╭─ Data to use
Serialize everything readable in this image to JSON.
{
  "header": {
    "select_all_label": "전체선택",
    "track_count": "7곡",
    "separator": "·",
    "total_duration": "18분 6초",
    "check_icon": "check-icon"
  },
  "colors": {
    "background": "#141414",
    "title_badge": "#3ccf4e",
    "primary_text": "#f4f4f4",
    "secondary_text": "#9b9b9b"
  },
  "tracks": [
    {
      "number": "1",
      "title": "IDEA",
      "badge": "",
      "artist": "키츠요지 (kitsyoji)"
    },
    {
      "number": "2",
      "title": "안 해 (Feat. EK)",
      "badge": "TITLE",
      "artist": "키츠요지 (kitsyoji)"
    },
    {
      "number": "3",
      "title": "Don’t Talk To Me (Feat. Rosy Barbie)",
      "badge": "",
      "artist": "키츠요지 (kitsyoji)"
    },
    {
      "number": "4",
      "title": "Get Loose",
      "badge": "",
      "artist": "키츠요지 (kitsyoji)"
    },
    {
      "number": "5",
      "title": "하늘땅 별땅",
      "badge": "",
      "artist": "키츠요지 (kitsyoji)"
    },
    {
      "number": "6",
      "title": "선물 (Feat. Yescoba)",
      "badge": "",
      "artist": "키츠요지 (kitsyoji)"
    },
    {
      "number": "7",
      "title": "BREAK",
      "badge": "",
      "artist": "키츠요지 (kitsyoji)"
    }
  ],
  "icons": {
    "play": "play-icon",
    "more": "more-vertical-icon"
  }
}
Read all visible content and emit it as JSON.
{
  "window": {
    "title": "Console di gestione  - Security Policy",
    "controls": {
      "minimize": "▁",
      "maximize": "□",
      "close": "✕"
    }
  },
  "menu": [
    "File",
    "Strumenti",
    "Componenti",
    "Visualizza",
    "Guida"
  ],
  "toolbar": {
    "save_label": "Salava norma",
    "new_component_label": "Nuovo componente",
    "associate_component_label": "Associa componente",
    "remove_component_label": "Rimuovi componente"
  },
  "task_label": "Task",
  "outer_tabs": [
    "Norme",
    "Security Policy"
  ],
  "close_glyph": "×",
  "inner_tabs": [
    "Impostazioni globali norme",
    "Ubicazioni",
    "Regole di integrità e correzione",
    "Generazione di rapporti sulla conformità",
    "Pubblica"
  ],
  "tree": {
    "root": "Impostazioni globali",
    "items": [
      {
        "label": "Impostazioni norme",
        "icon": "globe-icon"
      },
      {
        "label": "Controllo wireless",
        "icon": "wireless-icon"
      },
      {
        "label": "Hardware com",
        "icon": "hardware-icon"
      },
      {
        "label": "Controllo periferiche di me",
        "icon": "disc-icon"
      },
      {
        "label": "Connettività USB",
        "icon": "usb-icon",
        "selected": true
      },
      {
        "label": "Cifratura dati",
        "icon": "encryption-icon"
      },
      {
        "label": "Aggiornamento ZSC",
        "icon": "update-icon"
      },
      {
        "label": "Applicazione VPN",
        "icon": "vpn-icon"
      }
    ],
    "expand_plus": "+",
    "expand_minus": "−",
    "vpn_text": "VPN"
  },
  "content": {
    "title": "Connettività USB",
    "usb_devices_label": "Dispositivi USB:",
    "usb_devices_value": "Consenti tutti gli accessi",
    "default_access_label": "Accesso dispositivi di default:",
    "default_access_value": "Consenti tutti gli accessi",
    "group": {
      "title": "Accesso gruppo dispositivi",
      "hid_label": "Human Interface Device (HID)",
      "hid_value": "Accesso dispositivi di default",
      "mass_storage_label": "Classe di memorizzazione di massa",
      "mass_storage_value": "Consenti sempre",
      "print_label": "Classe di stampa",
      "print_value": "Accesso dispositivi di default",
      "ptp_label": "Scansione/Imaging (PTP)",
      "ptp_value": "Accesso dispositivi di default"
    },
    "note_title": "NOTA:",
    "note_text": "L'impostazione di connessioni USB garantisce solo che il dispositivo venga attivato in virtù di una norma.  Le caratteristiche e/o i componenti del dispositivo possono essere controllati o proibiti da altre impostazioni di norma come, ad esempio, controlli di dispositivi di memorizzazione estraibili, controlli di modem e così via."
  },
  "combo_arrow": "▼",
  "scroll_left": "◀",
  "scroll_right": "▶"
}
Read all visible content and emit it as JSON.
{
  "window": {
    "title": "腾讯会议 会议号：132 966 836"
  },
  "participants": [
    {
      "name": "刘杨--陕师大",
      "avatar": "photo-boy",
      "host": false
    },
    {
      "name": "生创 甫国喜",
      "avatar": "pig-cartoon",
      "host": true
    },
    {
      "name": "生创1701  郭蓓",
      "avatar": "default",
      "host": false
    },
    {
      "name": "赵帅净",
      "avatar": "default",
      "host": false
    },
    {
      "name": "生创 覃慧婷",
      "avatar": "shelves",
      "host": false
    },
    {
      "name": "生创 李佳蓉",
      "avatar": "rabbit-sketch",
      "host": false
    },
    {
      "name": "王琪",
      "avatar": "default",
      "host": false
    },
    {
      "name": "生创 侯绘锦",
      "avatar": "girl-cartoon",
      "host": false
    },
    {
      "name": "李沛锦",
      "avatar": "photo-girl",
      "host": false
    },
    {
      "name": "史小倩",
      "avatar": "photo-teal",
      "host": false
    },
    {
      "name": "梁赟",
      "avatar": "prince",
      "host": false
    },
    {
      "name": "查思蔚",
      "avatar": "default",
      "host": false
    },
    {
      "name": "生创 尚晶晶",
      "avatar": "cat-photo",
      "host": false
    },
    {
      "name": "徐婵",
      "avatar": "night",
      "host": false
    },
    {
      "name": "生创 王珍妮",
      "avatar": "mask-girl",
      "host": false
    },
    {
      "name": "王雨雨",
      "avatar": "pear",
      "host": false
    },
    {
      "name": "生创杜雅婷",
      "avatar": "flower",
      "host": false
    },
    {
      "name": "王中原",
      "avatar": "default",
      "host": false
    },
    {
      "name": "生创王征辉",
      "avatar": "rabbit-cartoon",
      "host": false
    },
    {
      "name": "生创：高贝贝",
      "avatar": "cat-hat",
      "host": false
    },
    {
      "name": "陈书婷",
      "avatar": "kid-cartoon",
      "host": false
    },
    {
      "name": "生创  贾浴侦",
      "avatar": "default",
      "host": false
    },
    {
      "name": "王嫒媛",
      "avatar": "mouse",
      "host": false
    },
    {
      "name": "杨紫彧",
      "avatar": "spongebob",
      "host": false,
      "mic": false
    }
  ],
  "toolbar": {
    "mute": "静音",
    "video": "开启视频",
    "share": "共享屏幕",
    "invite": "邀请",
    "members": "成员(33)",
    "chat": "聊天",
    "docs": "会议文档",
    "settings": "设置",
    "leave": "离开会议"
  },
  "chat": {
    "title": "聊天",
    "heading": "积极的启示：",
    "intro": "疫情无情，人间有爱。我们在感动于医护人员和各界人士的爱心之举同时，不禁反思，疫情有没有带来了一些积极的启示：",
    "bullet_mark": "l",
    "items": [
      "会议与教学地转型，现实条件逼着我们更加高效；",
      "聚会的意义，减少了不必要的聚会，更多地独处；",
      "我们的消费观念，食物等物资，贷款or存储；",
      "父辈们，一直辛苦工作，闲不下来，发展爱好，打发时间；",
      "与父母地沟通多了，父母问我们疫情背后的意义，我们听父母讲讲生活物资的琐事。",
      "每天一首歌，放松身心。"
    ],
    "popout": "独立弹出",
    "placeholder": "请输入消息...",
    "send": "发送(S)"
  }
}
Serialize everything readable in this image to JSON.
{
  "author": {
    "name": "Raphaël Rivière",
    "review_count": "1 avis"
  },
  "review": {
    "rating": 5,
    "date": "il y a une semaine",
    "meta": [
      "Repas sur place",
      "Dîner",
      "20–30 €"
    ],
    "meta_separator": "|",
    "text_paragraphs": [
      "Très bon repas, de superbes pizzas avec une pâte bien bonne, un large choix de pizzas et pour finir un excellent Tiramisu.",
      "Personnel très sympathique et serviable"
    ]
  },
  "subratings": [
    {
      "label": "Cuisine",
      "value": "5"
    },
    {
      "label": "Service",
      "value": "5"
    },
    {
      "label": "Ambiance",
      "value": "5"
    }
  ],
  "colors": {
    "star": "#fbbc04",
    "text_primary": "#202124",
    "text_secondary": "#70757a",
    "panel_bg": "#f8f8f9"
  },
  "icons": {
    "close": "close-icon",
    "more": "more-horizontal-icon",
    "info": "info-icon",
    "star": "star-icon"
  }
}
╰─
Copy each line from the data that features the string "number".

Exercise result.
      "number": "1",
      "number": "2",
      "number": "3",
      "number": "4",
      "number": "5",
      "number": "6",
      "number": "7",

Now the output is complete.